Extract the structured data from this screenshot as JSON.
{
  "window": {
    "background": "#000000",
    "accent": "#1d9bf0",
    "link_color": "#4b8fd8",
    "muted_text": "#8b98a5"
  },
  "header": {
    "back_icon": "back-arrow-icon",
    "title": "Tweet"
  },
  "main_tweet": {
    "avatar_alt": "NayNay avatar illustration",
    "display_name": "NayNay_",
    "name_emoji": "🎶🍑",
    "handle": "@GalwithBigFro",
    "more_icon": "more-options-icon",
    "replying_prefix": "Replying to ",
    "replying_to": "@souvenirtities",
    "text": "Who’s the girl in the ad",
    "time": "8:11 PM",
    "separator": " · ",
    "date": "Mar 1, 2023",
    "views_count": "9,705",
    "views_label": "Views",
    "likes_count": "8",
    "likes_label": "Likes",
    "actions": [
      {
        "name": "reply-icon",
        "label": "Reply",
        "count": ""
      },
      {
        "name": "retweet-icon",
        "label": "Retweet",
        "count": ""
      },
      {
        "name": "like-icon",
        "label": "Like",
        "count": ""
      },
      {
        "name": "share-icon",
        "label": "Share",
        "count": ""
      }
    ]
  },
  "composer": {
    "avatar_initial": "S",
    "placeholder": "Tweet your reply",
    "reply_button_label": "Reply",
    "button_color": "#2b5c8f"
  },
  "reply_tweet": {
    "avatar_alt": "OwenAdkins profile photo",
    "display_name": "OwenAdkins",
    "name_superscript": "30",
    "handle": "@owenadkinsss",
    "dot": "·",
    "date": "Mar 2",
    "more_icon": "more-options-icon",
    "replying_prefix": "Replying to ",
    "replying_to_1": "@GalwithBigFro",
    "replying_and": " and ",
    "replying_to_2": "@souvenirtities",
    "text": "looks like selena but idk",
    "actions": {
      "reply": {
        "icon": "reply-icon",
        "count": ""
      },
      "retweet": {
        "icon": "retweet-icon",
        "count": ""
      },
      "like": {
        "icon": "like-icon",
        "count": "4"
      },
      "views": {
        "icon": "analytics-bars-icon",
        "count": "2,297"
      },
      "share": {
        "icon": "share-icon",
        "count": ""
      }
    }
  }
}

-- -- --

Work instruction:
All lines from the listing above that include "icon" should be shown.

Result:
    "back_icon": "back-arrow-icon",
    "more_icon": "more-options-icon",
        "name": "reply-icon",
        "name": "retweet-icon",
        "name": "like-icon",
        "name": "share-icon",
    "more_icon": "more-options-icon",
        "icon": "reply-icon",
        "icon": "retweet-icon",
        "icon": "like-icon",
        "icon": "analytics-bars-icon",
        "icon": "share-icon",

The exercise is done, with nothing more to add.